A staff report prepared by Schipske’s office states that payday lending agencies accept post-dated checks in exchange for cash-payment loans that have typical interest rates ranging from 300 percent APR to 400 percent APR. Short-term consumer finance loans generally involve a cash advance, or unsecured “signature” loan, oftentimes carrying rates exceeding 300 percent APR, according to the staff report.
Numerous states and the US military have effectively banned payday, car-title and short-term consumer loans, according to the staff report, which adds that such lenders are often exempt from state usury laws. “It is vital that the City undertake the studies necessary to determine the appropriate land use and related regulations in order to ensure the quality of life of our citizens,” the staff report states.
The City Council’s action comes after the Planning Commission, at its Sept. 20 meeting, failed to grant Pennbrooke Financial a CUP to take up an empty one-story building at 201 W. Pacific Coast Highway due to the commission coming to a tie vote. Dollar Loan Center’s CUP request also ended in deadlock, after which that decision was appealed to the City Council and was taken up at a meeting in late September. The City Council eventually decided to postpone any action until November.
Now, the City Council’s most recent move to exempt the businesses from the moratorium allows the two applicants to appeal those decisions, which will be taken up by the City Council at public hearings within coming months.
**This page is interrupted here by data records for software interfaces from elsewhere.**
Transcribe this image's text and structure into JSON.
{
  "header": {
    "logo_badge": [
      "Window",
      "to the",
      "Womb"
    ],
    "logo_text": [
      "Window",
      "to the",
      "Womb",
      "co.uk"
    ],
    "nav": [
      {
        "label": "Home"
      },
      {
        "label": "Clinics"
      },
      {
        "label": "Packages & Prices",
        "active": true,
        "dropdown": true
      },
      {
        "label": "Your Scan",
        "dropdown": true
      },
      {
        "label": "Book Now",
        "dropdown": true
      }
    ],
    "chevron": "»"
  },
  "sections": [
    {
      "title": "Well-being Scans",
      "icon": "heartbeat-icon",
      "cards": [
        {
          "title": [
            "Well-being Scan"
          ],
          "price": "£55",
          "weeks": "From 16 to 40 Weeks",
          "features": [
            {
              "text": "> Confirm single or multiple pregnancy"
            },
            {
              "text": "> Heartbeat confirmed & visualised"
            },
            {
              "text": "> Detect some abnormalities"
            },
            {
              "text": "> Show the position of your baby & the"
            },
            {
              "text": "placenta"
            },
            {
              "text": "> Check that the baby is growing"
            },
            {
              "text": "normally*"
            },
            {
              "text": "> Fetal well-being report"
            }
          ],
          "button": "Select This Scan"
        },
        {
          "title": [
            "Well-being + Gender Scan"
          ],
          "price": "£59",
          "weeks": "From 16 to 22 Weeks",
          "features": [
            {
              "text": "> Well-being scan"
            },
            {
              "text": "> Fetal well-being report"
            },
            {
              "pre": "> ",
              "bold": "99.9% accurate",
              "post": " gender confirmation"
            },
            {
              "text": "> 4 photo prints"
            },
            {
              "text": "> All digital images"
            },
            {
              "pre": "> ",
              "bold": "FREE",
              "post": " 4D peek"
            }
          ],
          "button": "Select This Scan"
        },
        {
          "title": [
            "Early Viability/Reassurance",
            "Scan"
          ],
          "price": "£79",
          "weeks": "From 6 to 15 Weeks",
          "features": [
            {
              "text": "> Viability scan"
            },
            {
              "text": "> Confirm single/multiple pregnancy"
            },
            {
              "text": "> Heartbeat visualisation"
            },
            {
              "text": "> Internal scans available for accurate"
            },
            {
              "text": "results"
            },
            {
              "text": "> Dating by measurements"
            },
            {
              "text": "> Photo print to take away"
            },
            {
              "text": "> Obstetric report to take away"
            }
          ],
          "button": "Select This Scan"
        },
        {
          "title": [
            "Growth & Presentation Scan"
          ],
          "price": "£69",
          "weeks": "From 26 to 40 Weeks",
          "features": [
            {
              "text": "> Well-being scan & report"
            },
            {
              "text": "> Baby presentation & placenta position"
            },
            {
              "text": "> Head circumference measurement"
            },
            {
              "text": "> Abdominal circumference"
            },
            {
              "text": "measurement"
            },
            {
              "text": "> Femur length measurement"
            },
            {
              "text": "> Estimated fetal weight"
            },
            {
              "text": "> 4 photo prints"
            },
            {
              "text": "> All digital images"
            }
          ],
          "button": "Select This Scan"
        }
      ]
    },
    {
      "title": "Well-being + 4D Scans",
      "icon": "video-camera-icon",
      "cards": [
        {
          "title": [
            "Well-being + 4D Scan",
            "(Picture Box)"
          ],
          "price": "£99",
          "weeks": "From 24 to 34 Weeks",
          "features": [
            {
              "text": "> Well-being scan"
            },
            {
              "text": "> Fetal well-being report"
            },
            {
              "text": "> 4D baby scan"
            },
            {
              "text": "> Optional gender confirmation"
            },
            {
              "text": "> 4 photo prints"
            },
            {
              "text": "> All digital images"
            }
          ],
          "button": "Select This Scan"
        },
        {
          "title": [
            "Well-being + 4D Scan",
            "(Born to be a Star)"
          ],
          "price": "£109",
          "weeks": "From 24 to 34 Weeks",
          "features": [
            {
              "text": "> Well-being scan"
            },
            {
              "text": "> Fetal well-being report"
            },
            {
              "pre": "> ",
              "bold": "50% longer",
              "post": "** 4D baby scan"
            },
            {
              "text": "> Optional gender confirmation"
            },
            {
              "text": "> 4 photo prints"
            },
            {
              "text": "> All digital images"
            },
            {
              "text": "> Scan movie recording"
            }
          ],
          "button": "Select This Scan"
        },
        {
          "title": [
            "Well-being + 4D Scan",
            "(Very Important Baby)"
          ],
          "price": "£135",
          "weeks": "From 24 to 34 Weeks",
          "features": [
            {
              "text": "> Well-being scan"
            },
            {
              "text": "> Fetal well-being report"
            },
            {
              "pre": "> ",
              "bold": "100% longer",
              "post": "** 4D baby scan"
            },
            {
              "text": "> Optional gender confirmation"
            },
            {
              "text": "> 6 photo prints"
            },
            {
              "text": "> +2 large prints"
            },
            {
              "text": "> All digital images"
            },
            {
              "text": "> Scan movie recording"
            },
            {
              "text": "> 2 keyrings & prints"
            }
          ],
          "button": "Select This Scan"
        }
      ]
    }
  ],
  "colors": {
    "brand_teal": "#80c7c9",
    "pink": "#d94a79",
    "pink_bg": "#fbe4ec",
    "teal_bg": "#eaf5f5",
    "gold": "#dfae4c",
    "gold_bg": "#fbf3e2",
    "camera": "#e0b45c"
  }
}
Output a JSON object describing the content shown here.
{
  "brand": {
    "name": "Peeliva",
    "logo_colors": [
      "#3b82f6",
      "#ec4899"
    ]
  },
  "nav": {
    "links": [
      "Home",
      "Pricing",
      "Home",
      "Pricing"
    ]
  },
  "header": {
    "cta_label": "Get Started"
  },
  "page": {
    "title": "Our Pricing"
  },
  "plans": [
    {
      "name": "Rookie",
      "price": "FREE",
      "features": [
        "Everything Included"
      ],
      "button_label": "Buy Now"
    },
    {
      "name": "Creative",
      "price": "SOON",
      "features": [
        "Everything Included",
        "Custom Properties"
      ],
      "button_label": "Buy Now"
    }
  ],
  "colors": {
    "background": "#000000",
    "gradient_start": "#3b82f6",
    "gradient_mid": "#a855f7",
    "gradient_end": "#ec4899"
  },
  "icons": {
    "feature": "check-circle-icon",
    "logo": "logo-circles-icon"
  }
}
Meanwhile, Pennbrooke Financial’s CUP request for the South Street location is set to go before the Planning Commission.
Assistant City Attorney Michael Mais indicated that, historically, the City Council has exempted businesses from moratoriums in similar cases. “In most instances, when we’ve had this similar situation…Council has voted to direct the city attorney to exempt uses in the pipeline,” he said.
Residents and community activists, however, spoke out against exempting the applicants. “I feel that it is ridiculous that we would exempt the ones in the pipeline, as they are the reason we’re talking about the moratorium,” said Lisa Wibroe, a Wrigley neighborhood activist. “In the beginning, that was the whole purpose of it here.”
She said the proposal for a lot at 201 W. Pacific Coast Highway is not ideal for an area that is still struggling to grow after the loss of the city’s redevelopment agency (RDA). She said the site is supposed to be a “cornerstone” to the Wrigley neighborhood. Lee Fukui, a Wrigley district resident, expressed concerns about a check-cashing business called Nix Financial already being located within one block of the empty lot. “This is a beginning of a cluster,” he said.
Although the building has been empty for a decade, Wibroe said the community is better off having no business rather than what’s being proposed. “This place has not been problematic to the Wrigley district empty,” she said. “An empty lot can be better than a blighted business or this type of predatory loan [company].”
Defending the businesses, however, Bernie Delaney, general manager of City Loan at 3431 Cherry Ave., who said he already offers car-title loans, attempted to dispel claims brought by residents that such businesses prey on low-income residents. “I think that limiting people’s ability to have access to funds when the banks have said ‘no’ is a terrible thing,” he said. “There is a need for this.”
Linda Mendoza, who has owned the Wrigley-area lot with her mother Kay Mendoza for the past six years, said various proposals have come forward, including a 99-cents store, a prepaid cell-phone store and an indoor swap meet, but none was suitable for the location. She said a contract with Pennbrooke Financial, which plans to invest in the site, would enable financing for future development that may include a grocery market.